Your instructions = Whenever a line carries the word "toán", pull it out of the entries.

Supplied material =
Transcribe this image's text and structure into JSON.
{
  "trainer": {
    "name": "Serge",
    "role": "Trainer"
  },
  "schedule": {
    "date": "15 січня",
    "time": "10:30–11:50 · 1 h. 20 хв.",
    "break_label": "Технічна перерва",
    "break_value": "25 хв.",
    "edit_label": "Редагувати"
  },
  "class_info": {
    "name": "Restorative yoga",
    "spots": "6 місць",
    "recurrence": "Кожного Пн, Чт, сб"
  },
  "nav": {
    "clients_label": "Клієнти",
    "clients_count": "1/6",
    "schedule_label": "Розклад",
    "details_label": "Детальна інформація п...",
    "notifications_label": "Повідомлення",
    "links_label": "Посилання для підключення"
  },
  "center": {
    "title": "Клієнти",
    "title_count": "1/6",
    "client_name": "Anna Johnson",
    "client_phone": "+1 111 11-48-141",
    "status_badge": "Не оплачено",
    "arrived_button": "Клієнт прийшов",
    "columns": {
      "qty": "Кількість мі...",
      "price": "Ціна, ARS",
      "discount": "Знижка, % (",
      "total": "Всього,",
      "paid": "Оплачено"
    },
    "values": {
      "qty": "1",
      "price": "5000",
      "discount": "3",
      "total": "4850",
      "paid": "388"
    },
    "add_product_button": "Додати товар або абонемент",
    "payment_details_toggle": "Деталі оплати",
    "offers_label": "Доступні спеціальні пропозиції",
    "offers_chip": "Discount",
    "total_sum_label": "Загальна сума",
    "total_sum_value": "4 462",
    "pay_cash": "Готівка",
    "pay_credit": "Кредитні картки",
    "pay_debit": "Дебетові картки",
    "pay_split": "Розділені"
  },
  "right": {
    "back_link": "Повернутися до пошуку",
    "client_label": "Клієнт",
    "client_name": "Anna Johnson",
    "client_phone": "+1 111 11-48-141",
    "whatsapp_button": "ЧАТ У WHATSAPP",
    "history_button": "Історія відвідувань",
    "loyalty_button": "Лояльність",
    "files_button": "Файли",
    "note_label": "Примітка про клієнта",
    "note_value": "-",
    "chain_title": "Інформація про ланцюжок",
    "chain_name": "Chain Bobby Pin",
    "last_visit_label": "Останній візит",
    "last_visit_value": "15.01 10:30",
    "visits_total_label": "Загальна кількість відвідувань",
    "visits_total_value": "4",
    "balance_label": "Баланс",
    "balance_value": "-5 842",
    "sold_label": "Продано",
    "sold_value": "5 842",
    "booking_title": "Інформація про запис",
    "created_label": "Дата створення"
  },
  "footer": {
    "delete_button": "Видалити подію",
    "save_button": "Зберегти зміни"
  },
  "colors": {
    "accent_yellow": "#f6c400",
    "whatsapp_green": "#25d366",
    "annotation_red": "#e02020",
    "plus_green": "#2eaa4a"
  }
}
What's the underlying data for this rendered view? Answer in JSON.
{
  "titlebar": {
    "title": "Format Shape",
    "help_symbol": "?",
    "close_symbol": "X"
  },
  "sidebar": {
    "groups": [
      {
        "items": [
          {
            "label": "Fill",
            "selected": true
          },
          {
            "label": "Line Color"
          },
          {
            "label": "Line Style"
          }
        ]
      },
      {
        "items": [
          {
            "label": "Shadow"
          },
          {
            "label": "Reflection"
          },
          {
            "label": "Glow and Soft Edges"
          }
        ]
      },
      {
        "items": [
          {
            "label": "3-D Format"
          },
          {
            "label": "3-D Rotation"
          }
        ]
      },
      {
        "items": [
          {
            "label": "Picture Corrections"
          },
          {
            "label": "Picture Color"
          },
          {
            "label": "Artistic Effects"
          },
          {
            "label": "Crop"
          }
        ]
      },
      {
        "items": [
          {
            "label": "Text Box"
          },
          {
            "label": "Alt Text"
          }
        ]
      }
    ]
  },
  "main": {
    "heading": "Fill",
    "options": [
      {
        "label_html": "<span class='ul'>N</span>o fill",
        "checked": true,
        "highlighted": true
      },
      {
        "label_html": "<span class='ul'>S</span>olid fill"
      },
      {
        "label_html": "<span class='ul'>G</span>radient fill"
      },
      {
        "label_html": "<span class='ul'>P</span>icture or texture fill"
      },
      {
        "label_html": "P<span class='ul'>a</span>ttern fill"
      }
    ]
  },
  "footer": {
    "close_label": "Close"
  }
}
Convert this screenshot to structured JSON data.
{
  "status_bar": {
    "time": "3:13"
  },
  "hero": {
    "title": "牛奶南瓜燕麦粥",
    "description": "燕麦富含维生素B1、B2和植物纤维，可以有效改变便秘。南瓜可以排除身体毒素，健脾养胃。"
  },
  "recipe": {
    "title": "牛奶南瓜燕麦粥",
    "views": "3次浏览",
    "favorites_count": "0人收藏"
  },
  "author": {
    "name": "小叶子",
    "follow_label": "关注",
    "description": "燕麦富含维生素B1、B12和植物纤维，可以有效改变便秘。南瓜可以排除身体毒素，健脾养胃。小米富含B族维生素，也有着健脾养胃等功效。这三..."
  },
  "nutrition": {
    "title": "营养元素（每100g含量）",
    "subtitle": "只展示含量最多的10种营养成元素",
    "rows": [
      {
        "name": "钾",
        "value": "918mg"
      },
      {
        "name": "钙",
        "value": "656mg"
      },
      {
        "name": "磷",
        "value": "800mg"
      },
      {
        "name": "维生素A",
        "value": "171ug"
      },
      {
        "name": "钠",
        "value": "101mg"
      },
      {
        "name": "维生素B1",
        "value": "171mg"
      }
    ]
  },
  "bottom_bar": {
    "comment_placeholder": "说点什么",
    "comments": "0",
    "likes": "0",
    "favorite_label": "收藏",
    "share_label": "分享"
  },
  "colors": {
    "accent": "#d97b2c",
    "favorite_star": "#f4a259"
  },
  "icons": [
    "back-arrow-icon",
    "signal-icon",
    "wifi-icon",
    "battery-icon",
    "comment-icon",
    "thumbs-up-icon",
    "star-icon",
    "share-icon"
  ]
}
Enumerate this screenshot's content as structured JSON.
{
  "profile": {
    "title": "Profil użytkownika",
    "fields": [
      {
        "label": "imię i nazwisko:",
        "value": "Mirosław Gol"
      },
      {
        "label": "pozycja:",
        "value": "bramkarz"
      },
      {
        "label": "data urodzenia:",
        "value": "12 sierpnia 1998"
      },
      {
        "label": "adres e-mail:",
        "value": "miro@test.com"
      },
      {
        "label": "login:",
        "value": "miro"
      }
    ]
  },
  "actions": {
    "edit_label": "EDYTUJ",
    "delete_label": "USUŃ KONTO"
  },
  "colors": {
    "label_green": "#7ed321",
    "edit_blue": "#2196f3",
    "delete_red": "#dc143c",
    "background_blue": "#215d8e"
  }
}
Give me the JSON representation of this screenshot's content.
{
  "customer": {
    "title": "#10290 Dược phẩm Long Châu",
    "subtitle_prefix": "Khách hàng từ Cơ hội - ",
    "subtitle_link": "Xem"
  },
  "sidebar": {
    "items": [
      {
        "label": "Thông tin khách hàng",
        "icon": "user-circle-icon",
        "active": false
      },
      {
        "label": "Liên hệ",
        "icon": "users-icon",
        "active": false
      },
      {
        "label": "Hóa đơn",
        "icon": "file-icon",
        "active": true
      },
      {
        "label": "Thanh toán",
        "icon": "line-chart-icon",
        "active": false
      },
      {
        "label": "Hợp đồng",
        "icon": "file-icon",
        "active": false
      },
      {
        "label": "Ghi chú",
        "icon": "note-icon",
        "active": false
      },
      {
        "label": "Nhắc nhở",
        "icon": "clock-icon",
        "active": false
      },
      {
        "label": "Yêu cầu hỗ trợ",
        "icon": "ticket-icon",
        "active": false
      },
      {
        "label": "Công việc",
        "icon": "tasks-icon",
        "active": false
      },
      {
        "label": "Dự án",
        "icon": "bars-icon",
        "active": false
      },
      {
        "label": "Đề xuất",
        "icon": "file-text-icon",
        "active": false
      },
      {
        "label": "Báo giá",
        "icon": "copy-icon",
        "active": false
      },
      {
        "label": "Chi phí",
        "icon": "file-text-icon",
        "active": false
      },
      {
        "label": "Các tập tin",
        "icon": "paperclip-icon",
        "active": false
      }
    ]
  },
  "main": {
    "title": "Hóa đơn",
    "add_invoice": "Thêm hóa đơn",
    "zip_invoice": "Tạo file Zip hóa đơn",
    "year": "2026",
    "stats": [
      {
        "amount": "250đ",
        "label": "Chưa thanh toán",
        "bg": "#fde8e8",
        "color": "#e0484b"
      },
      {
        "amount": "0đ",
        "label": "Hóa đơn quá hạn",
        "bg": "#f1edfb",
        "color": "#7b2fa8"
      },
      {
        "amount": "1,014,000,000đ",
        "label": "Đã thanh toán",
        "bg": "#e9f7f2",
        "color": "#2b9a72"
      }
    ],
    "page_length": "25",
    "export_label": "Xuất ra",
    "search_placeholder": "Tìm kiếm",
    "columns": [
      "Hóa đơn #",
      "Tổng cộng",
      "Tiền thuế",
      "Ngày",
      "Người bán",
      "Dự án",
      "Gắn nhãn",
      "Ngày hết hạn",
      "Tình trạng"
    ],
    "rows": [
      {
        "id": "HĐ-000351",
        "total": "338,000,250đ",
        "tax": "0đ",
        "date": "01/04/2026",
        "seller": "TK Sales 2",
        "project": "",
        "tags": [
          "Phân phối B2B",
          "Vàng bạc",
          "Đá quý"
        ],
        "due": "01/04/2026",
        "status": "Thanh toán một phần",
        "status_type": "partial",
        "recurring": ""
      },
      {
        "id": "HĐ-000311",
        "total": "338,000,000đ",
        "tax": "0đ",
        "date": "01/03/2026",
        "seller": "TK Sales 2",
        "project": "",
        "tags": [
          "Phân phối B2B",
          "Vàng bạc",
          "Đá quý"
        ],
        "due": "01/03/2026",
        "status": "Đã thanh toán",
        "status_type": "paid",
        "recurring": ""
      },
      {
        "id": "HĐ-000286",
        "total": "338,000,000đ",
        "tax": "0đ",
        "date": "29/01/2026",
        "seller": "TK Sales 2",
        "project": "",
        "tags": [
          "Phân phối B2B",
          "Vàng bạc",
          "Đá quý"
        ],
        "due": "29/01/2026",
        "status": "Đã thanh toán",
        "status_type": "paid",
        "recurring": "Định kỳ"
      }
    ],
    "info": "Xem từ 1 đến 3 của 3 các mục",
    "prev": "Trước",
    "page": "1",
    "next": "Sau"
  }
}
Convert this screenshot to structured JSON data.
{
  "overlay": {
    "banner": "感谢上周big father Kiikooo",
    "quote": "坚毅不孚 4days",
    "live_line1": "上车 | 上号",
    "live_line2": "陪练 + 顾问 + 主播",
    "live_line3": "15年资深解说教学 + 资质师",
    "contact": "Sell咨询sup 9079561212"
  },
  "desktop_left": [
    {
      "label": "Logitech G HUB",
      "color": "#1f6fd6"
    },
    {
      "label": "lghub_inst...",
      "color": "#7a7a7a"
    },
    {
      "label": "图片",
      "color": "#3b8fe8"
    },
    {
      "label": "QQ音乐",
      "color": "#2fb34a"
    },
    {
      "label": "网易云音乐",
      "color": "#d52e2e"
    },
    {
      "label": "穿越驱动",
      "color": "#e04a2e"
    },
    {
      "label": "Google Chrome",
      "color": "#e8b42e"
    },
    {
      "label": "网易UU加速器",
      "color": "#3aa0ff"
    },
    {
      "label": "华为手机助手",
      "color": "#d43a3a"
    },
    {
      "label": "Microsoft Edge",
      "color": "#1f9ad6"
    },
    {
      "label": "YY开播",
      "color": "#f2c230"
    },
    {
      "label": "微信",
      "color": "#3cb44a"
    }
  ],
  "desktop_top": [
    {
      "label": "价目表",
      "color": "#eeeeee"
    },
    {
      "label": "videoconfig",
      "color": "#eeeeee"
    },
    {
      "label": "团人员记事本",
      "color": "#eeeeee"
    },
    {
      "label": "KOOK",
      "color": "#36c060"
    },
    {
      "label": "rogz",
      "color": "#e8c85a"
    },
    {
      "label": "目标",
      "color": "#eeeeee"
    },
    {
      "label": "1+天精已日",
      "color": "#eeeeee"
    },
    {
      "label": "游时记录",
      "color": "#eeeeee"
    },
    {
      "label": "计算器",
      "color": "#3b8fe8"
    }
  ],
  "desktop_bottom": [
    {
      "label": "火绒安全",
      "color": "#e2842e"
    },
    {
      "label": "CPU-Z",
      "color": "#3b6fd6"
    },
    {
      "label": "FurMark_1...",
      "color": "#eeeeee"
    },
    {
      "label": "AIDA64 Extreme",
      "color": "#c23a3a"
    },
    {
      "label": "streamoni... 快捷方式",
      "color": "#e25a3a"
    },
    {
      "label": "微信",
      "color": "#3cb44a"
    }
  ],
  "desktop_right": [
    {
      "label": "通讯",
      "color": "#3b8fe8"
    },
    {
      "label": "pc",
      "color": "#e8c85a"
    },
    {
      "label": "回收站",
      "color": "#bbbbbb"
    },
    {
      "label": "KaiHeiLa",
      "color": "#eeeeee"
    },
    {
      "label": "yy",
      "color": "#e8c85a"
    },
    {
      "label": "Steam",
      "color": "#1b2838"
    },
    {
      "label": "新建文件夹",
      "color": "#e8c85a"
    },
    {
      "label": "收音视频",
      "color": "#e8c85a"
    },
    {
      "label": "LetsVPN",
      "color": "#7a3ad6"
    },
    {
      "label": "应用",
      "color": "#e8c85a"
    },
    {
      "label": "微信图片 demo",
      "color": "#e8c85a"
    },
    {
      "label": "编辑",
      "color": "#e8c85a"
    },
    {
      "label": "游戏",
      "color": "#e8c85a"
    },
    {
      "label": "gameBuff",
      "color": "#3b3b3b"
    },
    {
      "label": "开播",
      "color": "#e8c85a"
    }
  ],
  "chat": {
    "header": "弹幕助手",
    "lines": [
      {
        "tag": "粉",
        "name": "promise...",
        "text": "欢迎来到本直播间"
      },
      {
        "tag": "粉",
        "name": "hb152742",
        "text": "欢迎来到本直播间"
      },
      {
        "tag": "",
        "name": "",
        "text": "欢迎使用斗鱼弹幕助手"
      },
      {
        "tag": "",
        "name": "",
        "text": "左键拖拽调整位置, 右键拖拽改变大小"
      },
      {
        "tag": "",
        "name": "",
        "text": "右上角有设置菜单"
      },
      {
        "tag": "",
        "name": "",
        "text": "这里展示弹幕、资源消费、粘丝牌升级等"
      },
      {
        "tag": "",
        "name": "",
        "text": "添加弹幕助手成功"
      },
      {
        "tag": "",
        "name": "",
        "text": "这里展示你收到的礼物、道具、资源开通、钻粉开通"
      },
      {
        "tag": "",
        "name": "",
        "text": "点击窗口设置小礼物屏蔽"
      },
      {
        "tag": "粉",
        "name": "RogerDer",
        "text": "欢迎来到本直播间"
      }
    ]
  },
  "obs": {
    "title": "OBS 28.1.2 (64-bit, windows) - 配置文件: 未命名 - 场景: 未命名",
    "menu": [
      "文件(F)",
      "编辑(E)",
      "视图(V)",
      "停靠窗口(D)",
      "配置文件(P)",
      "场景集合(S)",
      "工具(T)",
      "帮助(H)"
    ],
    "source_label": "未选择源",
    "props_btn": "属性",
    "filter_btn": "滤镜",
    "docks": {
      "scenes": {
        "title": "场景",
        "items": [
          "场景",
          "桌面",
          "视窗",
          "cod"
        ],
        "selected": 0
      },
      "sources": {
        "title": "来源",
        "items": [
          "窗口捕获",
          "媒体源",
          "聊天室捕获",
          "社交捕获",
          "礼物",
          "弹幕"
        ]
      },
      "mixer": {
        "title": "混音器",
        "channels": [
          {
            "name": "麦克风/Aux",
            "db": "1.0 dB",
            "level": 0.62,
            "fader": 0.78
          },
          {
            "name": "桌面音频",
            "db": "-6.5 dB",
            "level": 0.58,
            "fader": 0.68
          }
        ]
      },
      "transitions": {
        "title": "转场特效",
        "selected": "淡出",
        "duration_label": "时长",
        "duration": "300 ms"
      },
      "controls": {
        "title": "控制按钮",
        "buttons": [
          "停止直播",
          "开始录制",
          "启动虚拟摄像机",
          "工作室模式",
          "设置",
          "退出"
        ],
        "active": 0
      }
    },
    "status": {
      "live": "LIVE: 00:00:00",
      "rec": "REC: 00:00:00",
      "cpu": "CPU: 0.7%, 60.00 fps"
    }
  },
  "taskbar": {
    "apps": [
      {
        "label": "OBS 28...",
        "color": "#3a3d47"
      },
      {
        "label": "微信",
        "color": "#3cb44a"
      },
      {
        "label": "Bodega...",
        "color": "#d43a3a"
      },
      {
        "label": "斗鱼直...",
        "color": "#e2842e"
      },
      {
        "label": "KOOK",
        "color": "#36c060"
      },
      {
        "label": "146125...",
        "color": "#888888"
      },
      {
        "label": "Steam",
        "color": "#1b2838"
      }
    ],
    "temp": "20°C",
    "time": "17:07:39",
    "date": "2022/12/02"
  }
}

Answer to this exercise =
        "label": "Thanh toán",
        "label": "Chưa thanh toán",
        "label": "Đã thanh toán",
        "status": "Thanh toán một phần",
        "status": "Đã thanh toán",
        "status": "Đã thanh toán",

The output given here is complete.